ENTRIES PROVIDED START
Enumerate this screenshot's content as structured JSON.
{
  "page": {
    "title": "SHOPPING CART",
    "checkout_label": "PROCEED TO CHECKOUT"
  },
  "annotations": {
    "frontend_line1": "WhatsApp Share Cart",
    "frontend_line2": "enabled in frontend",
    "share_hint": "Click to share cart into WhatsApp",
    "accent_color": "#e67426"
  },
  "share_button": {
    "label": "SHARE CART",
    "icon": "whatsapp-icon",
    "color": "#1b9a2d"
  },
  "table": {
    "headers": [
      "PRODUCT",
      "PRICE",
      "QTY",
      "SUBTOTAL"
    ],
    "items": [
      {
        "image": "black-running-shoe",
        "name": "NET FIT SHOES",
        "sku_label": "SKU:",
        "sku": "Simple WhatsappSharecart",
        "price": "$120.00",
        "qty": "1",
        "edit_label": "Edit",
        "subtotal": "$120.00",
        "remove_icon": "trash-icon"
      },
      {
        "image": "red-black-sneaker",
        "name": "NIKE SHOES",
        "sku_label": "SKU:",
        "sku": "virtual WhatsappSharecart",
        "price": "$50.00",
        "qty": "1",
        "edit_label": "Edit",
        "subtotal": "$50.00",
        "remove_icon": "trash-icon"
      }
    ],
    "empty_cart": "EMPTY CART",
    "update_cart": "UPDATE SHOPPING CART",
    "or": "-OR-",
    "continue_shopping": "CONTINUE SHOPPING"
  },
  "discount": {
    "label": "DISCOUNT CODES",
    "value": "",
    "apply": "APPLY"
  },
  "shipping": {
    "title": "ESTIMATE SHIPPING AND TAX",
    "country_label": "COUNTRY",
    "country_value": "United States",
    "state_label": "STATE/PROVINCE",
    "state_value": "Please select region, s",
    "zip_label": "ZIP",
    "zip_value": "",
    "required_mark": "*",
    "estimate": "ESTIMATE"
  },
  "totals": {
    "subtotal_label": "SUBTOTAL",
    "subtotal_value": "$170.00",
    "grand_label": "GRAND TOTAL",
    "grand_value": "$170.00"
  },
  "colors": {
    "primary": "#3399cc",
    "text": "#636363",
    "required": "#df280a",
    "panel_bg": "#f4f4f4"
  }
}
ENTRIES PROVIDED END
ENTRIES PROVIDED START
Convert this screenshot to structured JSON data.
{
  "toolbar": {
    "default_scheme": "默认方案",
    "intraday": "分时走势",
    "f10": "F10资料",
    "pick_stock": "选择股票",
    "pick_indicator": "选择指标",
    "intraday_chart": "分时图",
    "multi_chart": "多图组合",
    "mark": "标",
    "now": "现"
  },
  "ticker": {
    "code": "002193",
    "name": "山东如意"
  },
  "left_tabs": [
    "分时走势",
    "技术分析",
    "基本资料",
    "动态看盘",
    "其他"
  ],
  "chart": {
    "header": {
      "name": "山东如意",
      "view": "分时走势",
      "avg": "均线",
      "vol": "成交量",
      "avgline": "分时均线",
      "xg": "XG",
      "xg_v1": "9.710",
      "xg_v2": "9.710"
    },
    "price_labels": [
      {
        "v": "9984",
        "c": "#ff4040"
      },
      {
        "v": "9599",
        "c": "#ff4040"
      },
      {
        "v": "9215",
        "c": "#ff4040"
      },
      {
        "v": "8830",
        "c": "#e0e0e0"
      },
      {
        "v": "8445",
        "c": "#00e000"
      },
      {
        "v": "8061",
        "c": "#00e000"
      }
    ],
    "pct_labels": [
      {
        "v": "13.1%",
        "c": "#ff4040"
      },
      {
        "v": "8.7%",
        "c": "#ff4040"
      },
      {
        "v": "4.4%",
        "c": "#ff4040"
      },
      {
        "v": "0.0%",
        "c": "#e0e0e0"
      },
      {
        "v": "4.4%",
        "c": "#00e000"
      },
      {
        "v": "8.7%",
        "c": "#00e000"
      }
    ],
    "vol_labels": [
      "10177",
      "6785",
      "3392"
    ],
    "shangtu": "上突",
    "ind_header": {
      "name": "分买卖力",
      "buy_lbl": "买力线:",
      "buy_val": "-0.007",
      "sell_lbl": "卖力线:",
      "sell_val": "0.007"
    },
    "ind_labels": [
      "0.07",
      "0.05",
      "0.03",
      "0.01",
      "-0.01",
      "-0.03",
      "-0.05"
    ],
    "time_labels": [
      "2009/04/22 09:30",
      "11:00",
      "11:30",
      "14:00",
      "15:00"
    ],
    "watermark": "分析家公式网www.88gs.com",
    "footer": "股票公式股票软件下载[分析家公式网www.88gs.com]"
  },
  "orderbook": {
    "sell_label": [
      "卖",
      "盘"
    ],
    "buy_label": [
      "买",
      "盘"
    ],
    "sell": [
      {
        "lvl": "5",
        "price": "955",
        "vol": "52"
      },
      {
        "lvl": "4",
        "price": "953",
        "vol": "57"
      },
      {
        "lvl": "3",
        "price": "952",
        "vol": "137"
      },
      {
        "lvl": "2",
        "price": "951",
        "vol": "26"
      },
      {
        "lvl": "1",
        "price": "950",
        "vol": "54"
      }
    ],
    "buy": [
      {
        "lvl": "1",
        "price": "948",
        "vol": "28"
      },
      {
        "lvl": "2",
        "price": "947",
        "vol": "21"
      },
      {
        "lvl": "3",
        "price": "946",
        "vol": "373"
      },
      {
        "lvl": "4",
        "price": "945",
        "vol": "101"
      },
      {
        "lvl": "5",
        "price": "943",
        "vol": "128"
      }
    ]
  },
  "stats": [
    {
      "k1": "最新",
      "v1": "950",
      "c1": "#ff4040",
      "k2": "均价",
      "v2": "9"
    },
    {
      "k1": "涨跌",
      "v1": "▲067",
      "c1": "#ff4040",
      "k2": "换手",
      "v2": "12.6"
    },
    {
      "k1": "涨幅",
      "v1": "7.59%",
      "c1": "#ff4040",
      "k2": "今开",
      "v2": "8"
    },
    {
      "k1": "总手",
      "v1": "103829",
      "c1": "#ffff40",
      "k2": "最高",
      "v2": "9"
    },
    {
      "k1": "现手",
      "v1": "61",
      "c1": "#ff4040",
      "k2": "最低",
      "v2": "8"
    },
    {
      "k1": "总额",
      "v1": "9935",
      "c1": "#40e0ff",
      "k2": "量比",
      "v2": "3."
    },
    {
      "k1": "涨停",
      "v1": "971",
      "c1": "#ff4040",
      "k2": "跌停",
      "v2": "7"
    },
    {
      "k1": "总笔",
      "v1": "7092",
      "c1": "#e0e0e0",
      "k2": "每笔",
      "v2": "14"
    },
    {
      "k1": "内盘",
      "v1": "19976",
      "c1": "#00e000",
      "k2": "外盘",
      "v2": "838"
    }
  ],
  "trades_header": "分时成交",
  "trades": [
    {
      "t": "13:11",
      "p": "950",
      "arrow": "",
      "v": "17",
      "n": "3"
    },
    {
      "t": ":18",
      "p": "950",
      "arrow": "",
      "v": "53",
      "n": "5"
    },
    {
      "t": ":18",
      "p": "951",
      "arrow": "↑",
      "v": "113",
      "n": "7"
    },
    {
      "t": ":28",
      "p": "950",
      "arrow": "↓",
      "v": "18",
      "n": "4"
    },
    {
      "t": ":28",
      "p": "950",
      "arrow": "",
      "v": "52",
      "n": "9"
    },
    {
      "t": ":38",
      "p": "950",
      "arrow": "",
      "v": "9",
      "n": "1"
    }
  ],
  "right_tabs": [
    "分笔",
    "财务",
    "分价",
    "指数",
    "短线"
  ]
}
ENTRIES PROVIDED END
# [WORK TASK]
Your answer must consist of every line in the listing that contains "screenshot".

# [ANSWER BOX]
Enumerate this screenshot's content as structured JSON.
Convert this screenshot to structured JSON data.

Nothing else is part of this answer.